In short, the pollen grains could have originated in Jerusalem at any time before or after the appearance of the shroud in Italy. Moreover, that there are two cloths believed to have been wrapped around the dead body of Jesus does not strengthen the claim that the shroud is authentic, but weakens it.
Vermilion paint, made from mercuric sulphide, was then splashed onto the image's wrists, feet and body to represent blood." Mc Crone analyzed the shroud and found traces of chemicals that were used in "two common artist's pigments of the 14th century, red ochre and vermilion, with a collagen (gelatin) tempera binder" (Mc Crone 1998).
He makes his complete case that the shroud is a medieval painting in Judgment Day for the Shroud of Turin (March 1999).
The shroud is a 14th century painting, not a 2000-year-old cloth with Jesus's image.

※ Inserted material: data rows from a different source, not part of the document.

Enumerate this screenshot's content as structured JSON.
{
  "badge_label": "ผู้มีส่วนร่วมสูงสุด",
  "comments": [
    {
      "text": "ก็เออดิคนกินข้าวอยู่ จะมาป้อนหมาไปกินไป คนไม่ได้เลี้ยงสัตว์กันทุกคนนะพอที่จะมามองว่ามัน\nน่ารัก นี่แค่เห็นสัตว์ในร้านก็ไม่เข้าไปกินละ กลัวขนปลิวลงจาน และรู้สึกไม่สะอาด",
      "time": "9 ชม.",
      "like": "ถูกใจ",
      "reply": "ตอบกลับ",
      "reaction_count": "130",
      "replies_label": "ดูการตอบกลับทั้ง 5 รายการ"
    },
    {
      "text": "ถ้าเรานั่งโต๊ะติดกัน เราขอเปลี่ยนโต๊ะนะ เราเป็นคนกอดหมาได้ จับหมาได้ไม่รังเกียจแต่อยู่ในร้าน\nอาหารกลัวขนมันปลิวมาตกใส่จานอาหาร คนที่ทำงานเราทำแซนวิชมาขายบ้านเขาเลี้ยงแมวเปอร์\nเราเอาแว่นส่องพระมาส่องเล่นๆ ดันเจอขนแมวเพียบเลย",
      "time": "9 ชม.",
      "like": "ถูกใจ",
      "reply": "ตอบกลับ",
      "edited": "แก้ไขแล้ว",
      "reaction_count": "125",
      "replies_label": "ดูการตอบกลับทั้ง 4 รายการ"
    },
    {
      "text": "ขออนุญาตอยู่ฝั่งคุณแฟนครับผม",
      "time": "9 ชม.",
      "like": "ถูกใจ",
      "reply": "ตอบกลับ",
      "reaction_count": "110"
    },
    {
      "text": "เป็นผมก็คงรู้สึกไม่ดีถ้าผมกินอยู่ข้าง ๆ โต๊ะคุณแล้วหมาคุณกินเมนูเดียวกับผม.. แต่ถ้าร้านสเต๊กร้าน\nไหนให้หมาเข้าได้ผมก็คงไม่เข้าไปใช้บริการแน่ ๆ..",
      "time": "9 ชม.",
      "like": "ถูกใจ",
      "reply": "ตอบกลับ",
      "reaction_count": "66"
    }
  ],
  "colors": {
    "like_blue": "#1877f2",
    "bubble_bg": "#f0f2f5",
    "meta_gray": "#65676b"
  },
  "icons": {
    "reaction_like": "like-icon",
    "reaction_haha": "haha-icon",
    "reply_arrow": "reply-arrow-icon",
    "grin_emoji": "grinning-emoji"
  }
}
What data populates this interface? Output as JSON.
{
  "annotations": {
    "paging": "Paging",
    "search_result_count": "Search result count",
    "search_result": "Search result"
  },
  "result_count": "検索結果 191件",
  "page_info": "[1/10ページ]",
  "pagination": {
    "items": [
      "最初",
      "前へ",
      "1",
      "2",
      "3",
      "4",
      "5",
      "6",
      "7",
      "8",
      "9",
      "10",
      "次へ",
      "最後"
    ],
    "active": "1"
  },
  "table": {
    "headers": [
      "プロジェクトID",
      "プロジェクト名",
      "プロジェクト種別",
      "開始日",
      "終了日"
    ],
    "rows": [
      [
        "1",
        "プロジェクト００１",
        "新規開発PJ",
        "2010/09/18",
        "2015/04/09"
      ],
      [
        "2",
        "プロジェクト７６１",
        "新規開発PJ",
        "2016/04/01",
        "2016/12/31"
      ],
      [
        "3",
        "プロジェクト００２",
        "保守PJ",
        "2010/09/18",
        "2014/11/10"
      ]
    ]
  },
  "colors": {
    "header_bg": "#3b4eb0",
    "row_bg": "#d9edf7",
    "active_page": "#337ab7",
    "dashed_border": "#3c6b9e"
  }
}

It is claimed that the cloth has some pollen grains and images on it that are of plants found only in the Dead Sea region of Israel.Frei, who once pronounced the forged "Hitler Diaries" to be genuine, probably introduced the pollen grains himself or was duped and innocently picked up pollen grains another pious fraud had introduced (Nickell).Danin and his colleague Uri Baruch also claim that they found impressions of flowers on the shroud and that those flowers could only come from Israel.Some have noted that the head is 5% too large for its body, the nose is disproportionate, and the arms are too long. In any case, the image is believed by many to be a negative image of the crucified Jesus and the shroud is believed to be his burial shroud. Apparently, the first historical mention of the shroud as the "shroud of Turin" is in the late 16th century when it was brought to the cathedral in that city, though it was allegedly discovered in Turkey during one of the so-called "Holy" Crusades in the so-called "Middle" Ages.Most skeptics think the image is not a burial shroud, but a painting and a pious hoax. In 1988, the Vatican allowed the shroud to be dated by three independent sources--Oxford University, the University of Arizona, and the Swiss Federal Institute of Technology--and each of them dated the cloth as originating in medieval times, around 1350.